> [ACTIVITY]: Verbatim output of the full listing is required.

> [DATASET EXTRACT]:
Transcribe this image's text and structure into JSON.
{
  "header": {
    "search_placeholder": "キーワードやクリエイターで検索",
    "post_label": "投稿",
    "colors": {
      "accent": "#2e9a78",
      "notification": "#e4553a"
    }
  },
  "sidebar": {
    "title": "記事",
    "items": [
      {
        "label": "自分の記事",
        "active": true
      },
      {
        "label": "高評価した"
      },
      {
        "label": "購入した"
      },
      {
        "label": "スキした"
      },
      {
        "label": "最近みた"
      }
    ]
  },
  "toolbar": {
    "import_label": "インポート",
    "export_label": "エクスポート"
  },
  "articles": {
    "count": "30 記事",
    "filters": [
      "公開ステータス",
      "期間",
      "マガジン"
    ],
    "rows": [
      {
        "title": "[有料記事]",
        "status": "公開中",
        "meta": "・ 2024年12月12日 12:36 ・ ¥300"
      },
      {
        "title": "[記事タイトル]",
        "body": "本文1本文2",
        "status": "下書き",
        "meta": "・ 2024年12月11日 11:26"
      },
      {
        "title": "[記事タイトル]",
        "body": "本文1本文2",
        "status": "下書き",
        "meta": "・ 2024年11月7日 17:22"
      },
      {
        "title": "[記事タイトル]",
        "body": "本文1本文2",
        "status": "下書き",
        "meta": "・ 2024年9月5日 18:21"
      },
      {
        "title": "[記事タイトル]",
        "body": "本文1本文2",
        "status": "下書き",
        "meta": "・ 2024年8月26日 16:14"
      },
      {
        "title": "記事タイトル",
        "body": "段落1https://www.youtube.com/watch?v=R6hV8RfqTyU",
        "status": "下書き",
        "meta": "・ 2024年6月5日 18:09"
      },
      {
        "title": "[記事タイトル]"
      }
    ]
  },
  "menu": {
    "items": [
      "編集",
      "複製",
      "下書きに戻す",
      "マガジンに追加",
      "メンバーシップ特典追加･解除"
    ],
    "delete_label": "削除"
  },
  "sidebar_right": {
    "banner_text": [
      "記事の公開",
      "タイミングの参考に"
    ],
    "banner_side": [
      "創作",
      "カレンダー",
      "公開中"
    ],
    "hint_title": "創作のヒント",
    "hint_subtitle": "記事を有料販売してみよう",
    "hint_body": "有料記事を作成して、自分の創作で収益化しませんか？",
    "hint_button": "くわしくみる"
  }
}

> [RESPONSE TO THE EXERCISE]:
Transcribe this image's text and structure into JSON.
{
  "header": {
    "search_placeholder": "キーワードやクリエイターで検索",
    "post_label": "投稿",
    "colors": {
      "accent": "#2e9a78",
      "notification": "#e4553a"
    }
  },
  "sidebar": {
    "title": "記事",
    "items": [
      {
        "label": "自分の記事",
        "active": true
      },
      {
        "label": "高評価した"
      },
      {
        "label": "購入した"
      },
      {
        "label": "スキした"
      },
      {
        "label": "最近みた"
      }
    ]
  },
  "toolbar": {
    "import_label": "インポート",
    "export_label": "エクスポート"
  },
  "articles": {
    "count": "30 記事",
    "filters": [
      "公開ステータス",
      "期間",
      "マガジン"
    ],
    "rows": [
      {
        "title": "[有料記事]",
        "status": "公開中",
        "meta": "・ 2024年12月12日 12:36 ・ ¥300"
      },
      {
        "title": "[記事タイトル]",
        "body": "本文1本文2",
        "status": "下書き",
        "meta": "・ 2024年12月11日 11:26"
      },
      {
        "title": "[記事タイトル]",
        "body": "本文1本文2",
        "status": "下書き",
        "meta": "・ 2024年11月7日 17:22"
      },
      {
        "title": "[記事タイトル]",
        "body": "本文1本文2",
        "status": "下書き",
        "meta": "・ 2024年9月5日 18:21"
      },
      {
        "title": "[記事タイトル]",
        "body": "本文1本文2",
        "status": "下書き",
        "meta": "・ 2024年8月26日 16:14"
      },
      {
        "title": "記事タイトル",
        "body": "段落1https://www.youtube.com/watch?v=R6hV8RfqTyU",
        "status": "下書き",
        "meta": "・ 2024年6月5日 18:09"
      },
      {
        "title": "[記事タイトル]"
      }
    ]
  },
  "menu": {
    "items": [
      "編集",
      "複製",
      "下書きに戻す",
      "マガジンに追加",
      "メンバーシップ特典追加･解除"
    ],
    "delete_label": "削除"
  },
  "sidebar_right": {
    "banner_text": [
      "記事の公開",
      "タイミングの参考に"
    ],
    "banner_side": [
      "創作",
      "カレンダー",
      "公開中"
    ],
    "hint_title": "創作のヒント",
    "hint_subtitle": "記事を有料販売してみよう",
    "hint_body": "有料記事を作成して、自分の創作で収益化しませんか？",
    "hint_button": "くわしくみる"
  }
}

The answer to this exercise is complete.